Mr Timothy Nielsen, Research Officer
Tim is a perinatal epidemiologist who recently completed an applied epidemiology fellowship in maternal and child health at the Massachusetts Department of Public Health. Tim has a background in perinatal risk surveillance and mental health/substance use during pregnancy and the postpartum period. Since recently joining the group, he is interested in using population-level data to examine and improve outcomes for children diagnosed with chronic conditions, particularly Type-1 diabetes.
Ms Diana Bond, Doctoral Candidate
With a background in nursing and childbirth education, Diana’s primary focus is on improving outcomes for pregnancy and childbirth through clinical trials. She is currently enrolled as a PhD candidate at the University of Sydney and has just completed a randomized controlled trial evaluating the effectiveness of probiotics for the prevention of mastitis in breastfeeding women.
Ms Andrea Pattinson, Research Officer, Doctoral Candidate
Andrea is a dietitian with an interest in obesity and eating disorders. She has spent many years working in clinical research both in Australia and in the USA. She is currently completing a PhD at the University of Sydney, Faculty of Medicine and Health.
The impact of general anesthesia on child development and school performance: a population-based study. Schneuer FJ, Bentley JP, Davidson AJ, Holland AJA, Badawi N, Martin AJ, Skowno J, Lain SJ, Nassar N. Ped Anest. 2018;28(6):528-536
Association between borderline neonatal thyroid-stimulating hormone concentrations and educational and developmental outcomes: a population-based record linkage study. Lain S, Bentley JP, Wiley V, Roberts C, Jack M, Wilcken B, Nassar N. The Lancet Diabetes & Endocrinology 2016;4(9):756-765
Acid suppressants for managing gastro-oesophageal reflux and gastro-oesophageal reflux disease in infants: a national survey. Bell JC, Schneuer, Harrison C, Trevena L, Hiscock H, Elshaug A, Nassar N. Arch Dis Child 2018;103(7):660-664.
Gestation at birth, mode of birth, infant feeding and childhood hospitalization with infection. Bentley JP, Burgner DP, Shand AW, Bell JC, Miller JE, Nassar N. Acta Obstet Gynecol Scand. 2018;16.
Cytomegalovirus (CMV) infection and pregnancy-potential for improvements in Australasian maternity health providers' knowledge. Shand AW, Luk W, Nassar N, Hui L, Dyer K, Rawlinson W. J Matern Fetal Neonatal Med 2018;31(19):2515-2520
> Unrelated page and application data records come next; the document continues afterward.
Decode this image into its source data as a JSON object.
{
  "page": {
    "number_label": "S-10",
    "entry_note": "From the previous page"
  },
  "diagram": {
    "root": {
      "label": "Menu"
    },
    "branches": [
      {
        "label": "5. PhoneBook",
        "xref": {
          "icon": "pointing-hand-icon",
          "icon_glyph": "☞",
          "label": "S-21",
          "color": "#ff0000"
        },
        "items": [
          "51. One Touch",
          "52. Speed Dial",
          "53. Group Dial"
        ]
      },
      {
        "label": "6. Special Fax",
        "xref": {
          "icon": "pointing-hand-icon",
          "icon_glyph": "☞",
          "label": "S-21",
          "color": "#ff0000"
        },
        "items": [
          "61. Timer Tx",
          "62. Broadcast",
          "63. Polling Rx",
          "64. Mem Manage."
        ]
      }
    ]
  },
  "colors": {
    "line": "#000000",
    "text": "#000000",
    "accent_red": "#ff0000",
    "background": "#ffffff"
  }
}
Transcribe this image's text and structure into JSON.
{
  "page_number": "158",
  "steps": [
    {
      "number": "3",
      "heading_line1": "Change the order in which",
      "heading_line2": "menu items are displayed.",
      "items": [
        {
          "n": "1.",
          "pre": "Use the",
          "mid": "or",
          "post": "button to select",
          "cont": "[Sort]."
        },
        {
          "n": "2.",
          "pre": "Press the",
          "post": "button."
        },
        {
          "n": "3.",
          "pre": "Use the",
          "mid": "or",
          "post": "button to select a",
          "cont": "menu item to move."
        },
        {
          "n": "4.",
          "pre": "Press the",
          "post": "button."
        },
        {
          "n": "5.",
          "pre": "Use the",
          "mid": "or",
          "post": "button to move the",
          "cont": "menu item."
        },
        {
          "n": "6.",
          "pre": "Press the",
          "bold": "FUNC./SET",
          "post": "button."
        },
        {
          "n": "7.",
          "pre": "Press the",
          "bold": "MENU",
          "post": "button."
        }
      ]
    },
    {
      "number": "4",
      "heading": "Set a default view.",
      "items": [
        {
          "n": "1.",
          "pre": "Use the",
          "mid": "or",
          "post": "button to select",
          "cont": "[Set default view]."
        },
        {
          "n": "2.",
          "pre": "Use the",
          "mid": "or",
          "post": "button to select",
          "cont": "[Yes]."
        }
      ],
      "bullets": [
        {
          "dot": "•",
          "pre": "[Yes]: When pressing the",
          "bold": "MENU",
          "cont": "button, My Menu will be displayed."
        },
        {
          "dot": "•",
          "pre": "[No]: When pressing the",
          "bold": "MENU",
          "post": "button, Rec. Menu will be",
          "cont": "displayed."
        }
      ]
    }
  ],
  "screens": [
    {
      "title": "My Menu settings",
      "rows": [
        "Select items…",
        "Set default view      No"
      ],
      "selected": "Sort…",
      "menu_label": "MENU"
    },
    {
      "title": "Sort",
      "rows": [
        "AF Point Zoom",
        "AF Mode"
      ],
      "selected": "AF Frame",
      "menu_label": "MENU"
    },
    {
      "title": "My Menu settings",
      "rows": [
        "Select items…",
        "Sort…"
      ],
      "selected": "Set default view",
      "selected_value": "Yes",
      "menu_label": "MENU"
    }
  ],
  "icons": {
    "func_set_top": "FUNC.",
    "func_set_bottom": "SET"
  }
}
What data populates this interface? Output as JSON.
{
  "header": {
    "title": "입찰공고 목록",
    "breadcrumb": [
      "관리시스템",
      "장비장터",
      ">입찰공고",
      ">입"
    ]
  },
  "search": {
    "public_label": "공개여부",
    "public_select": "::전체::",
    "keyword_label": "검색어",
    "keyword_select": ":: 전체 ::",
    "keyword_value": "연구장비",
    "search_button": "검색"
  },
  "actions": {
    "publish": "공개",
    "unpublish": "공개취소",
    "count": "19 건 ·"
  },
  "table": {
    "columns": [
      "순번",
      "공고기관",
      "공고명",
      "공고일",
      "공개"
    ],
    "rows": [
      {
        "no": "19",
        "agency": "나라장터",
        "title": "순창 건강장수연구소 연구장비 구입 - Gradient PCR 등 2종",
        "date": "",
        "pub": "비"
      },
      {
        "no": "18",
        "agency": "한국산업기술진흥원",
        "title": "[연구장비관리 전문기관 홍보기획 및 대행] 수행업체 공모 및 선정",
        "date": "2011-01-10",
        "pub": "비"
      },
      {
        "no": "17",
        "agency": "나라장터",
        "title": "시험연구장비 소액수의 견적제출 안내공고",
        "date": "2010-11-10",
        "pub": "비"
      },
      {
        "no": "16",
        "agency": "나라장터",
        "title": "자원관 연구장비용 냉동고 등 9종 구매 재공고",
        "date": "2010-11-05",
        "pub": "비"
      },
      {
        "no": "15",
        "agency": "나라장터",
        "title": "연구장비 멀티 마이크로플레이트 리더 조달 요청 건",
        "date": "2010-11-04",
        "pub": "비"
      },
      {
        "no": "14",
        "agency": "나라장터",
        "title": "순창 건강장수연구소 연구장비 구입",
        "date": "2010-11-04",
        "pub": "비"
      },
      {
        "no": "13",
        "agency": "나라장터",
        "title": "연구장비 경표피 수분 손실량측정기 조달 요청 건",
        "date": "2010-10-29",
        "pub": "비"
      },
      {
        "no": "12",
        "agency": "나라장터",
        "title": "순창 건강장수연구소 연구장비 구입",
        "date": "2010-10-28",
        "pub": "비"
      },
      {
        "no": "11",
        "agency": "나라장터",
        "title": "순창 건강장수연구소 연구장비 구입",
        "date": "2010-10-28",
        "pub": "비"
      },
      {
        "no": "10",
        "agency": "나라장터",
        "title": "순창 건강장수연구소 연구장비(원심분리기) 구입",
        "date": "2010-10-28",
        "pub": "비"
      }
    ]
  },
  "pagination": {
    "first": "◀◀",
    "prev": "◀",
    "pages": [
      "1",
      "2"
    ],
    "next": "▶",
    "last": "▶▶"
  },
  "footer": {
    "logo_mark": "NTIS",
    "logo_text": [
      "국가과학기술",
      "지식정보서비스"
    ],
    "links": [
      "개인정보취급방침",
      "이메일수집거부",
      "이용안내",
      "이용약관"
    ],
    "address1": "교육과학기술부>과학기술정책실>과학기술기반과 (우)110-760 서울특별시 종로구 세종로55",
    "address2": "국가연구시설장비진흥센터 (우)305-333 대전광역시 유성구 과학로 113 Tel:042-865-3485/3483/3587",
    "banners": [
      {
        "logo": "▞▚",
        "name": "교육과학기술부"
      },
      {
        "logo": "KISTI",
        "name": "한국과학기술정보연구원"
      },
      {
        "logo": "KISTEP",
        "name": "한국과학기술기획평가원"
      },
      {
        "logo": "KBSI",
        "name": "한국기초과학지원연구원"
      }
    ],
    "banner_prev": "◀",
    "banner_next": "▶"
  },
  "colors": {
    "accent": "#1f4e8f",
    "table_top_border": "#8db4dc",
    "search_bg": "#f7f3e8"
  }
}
Study protocol: evaluation of the probiotic Lactobacillus Fermentum CECT5716 for the prevention of mastitis in breastfeeding women: a randomised controlled trial. Bond DM, Morris JM, Nassar N. BMC Pregnancy Childbirth 2017;17(1):148
Accidental pharmacological poisonings in young children: population-based study in three settings. Bell JC, Bentley JP, Downie C, Cairns R, Buckley NA, Katelaris A, Pearson S, Nassar N. Clinical Toxicology (Phila) 2018;56(8):782-789.
The link between male genital anomalies and adult male reproductive disorders: a population-based data linkage study spanning over 40 years. Schneuer FJ, Milne E, Jamieson SE, Pereira G, Hansen M, Barker A, Holland AJA, Bower C, Nassar N. Lancet Child Adolesc Health 2018;2(10):736-743.
Early discharge of infants and risk of readmission for jaundice. Lain SJ, Roberts CL, Bowen JR, Nassar N. Pediatrics. 2015 Feb;135(2):314-21
Maternal car driving capacity after birth: a pilot prospective study randomizing postnatal women to early verses late driving in a driving simulator. Harpham ME, Nassar N, Leung S, Lainchbury A, Shand AW. J Matern Fetal Neonatal Med. 2018;25:1-8